Task statement —
Make an exact copy of the records below. Include every line.

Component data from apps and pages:
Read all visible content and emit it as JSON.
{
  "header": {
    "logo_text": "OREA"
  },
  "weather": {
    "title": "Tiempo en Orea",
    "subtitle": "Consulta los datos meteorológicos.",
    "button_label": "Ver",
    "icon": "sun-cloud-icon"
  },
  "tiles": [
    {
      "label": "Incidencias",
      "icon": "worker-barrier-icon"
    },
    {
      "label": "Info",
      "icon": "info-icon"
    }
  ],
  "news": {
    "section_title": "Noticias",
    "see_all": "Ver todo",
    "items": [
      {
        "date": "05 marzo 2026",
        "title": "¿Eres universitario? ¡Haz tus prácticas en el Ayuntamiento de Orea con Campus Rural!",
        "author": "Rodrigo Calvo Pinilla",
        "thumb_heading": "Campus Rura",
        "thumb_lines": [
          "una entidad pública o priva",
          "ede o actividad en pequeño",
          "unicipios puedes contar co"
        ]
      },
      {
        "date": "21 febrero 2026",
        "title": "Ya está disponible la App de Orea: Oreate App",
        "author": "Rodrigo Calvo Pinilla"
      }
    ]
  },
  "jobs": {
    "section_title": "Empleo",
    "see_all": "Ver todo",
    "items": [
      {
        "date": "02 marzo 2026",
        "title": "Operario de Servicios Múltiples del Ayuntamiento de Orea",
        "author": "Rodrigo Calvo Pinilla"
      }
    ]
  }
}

Your solution —
Read all visible content and emit it as JSON.
{
  "header": {
    "logo_text": "OREA"
  },
  "weather": {
    "title": "Tiempo en Orea",
    "subtitle": "Consulta los datos meteorológicos.",
    "button_label": "Ver",
    "icon": "sun-cloud-icon"
  },
  "tiles": [
    {
      "label": "Incidencias",
      "icon": "worker-barrier-icon"
    },
    {
      "label": "Info",
      "icon": "info-icon"
    }
  ],
  "news": {
    "section_title": "Noticias",
    "see_all": "Ver todo",
    "items": [
      {
        "date": "05 marzo 2026",
        "title": "¿Eres universitario? ¡Haz tus prácticas en el Ayuntamiento de Orea con Campus Rural!",
        "author": "Rodrigo Calvo Pinilla",
        "thumb_heading": "Campus Rura",
        "thumb_lines": [
          "una entidad pública o priva",
          "ede o actividad en pequeño",
          "unicipios puedes contar co"
        ]
      },
      {
        "date": "21 febrero 2026",
        "title": "Ya está disponible la App de Orea: Oreate App",
        "author": "Rodrigo Calvo Pinilla"
      }
    ]
  },
  "jobs": {
    "section_title": "Empleo",
    "see_all": "Ver todo",
    "items": [
      {
        "date": "02 marzo 2026",
        "title": "Operario de Servicios Múltiples del Ayuntamiento de Orea",
        "author": "Rodrigo Calvo Pinilla"
      }
    ]
  }
}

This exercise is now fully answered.